(Excerpts from an interface dataset)
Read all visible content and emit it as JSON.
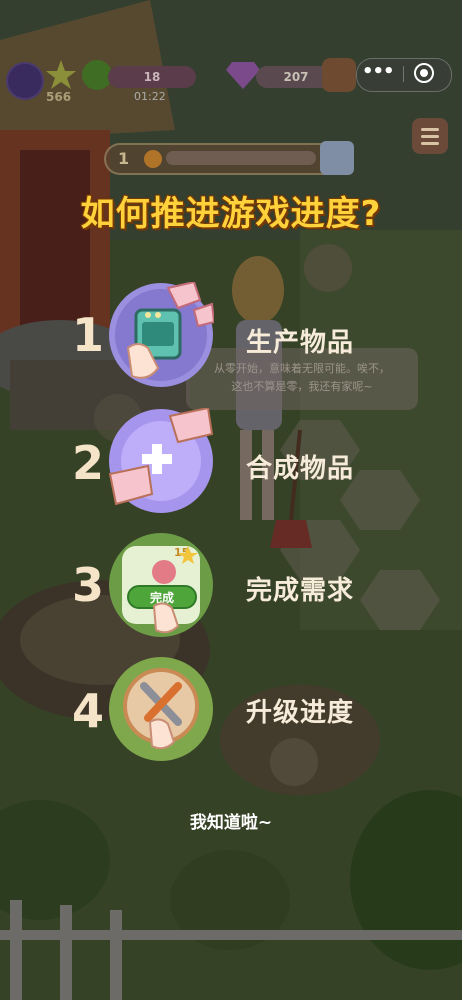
{
  "hud": {
    "star_count": "566",
    "energy": "18",
    "timer": "01:22",
    "gems": "207",
    "more_label": "•••"
  },
  "level": {
    "number": "1",
    "progress": 0.0
  },
  "speech": {
    "line1": "从零开始，意味着无限可能。唉不，",
    "line2": "这也不算是零，我还有家呢~"
  },
  "tutorial": {
    "title": "如何推进游戏进度?",
    "steps": [
      {
        "number": "1",
        "label": "生产物品",
        "icon": "oven-tap-icon"
      },
      {
        "number": "2",
        "label": "合成物品",
        "icon": "merge-cakes-icon"
      },
      {
        "number": "3",
        "label": "完成需求",
        "icon": "complete-order-icon",
        "order_count": "15",
        "button": "完成"
      },
      {
        "number": "4",
        "label": "升级进度",
        "icon": "upgrade-tools-icon"
      }
    ],
    "dismiss": "我知道啦~"
  },
  "colors": {
    "title": "#ffd13b",
    "accent_purple": "#8b7fd8",
    "accent_green": "#4ea63b",
    "text_light": "#f7ecd9"
  }
}
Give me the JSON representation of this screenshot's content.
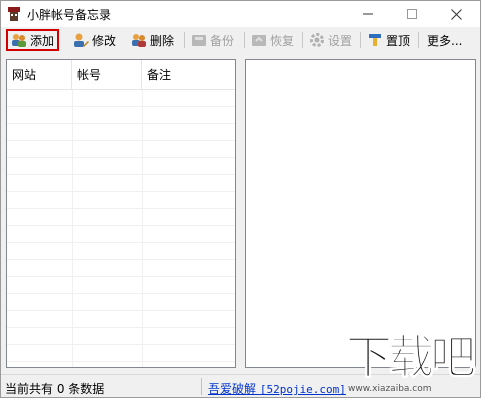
{
  "window": {
    "title": "小胖帐号备忘录",
    "controls": {
      "minimize": "—",
      "maximize": "☐",
      "close": "✕"
    }
  },
  "toolbar": {
    "items": [
      {
        "label": "添加",
        "icon": "users-add-icon",
        "enabled": true,
        "selected": true
      },
      {
        "label": "修改",
        "icon": "user-edit-icon",
        "enabled": true
      },
      {
        "label": "删除",
        "icon": "users-delete-icon",
        "enabled": true
      },
      {
        "label": "备份",
        "icon": "backup-icon",
        "enabled": false
      },
      {
        "label": "恢复",
        "icon": "restore-icon",
        "enabled": false
      },
      {
        "label": "设置",
        "icon": "gear-icon",
        "enabled": false
      },
      {
        "label": "置顶",
        "icon": "pin-top-icon",
        "enabled": true
      },
      {
        "label": "更多...",
        "enabled": true
      }
    ]
  },
  "list": {
    "columns": [
      "网站",
      "帐号",
      "备注"
    ],
    "rows": []
  },
  "status": {
    "summary": "当前共有 0 条数据",
    "link_prefix": "吾爱破解 ",
    "link_site": "[52pojie.com]"
  },
  "watermark": {
    "big": "下载吧",
    "small": "www.xiazaiba.com"
  }
}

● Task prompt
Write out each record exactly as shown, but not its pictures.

● Written answer
Read all visible content and emit it as JSON.
{
  "hud": {
    "star_count": "566",
    "energy": "18",
    "timer": "01:22",
    "gems": "207",
    "more_label": "•••"
  },
  "level": {
    "number": "1",
    "progress": 0.0
  },
  "speech": {
    "line1": "从零开始，意味着无限可能。唉不，",
    "line2": "这也不算是零，我还有家呢~"
  },
  "tutorial": {
    "title": "如何推进游戏进度?",
    "steps": [
      {
        "number": "1",
        "label": "生产物品",
        "icon": "oven-tap-icon"
      },
      {
        "number": "2",
        "label": "合成物品",
        "icon": "merge-cakes-icon"
      },
      {
        "number": "3",
        "label": "完成需求",
        "icon": "complete-order-icon",
        "order_count": "15",
        "button": "完成"
      },
      {
        "number": "4",
        "label": "升级进度",
        "icon": "upgrade-tools-icon"
      }
    ],
    "dismiss": "我知道啦~"
  },
  "colors": {
    "title": "#ffd13b",
    "accent_purple": "#8b7fd8",
    "accent_green": "#4ea63b",
    "text_light": "#f7ecd9"
  }
}
Give me the JSON representation of this screenshot's content.
{
  "window": {
    "title": "小胖帐号备忘录",
    "controls": {
      "minimize": "—",
      "maximize": "☐",
      "close": "✕"
    }
  },
  "toolbar": {
    "items": [
      {
        "label": "添加",
        "icon": "users-add-icon",
        "enabled": true,
        "selected": true
      },
      {
        "label": "修改",
        "icon": "user-edit-icon",
        "enabled": true
      },
      {
        "label": "删除",
        "icon": "users-delete-icon",
        "enabled": true
      },
      {
        "label": "备份",
        "icon": "backup-icon",
        "enabled": false
      },
      {
        "label": "恢复",
        "icon": "restore-icon",
        "enabled": false
      },
      {
        "label": "设置",
        "icon": "gear-icon",
        "enabled": false
      },
      {
        "label": "置顶",
        "icon": "pin-top-icon",
        "enabled": true
      },
      {
        "label": "更多...",
        "enabled": true
      }
    ]
  },
  "list": {
    "columns": [
      "网站",
      "帐号",
      "备注"
    ],
    "rows": []
  },
  "status": {
    "summary": "当前共有 0 条数据",
    "link_prefix": "吾爱破解 ",
    "link_site": "[52pojie.com]"
  },
  "watermark": {
    "big": "下载吧",
    "small": "www.xiazaiba.com"
  }
}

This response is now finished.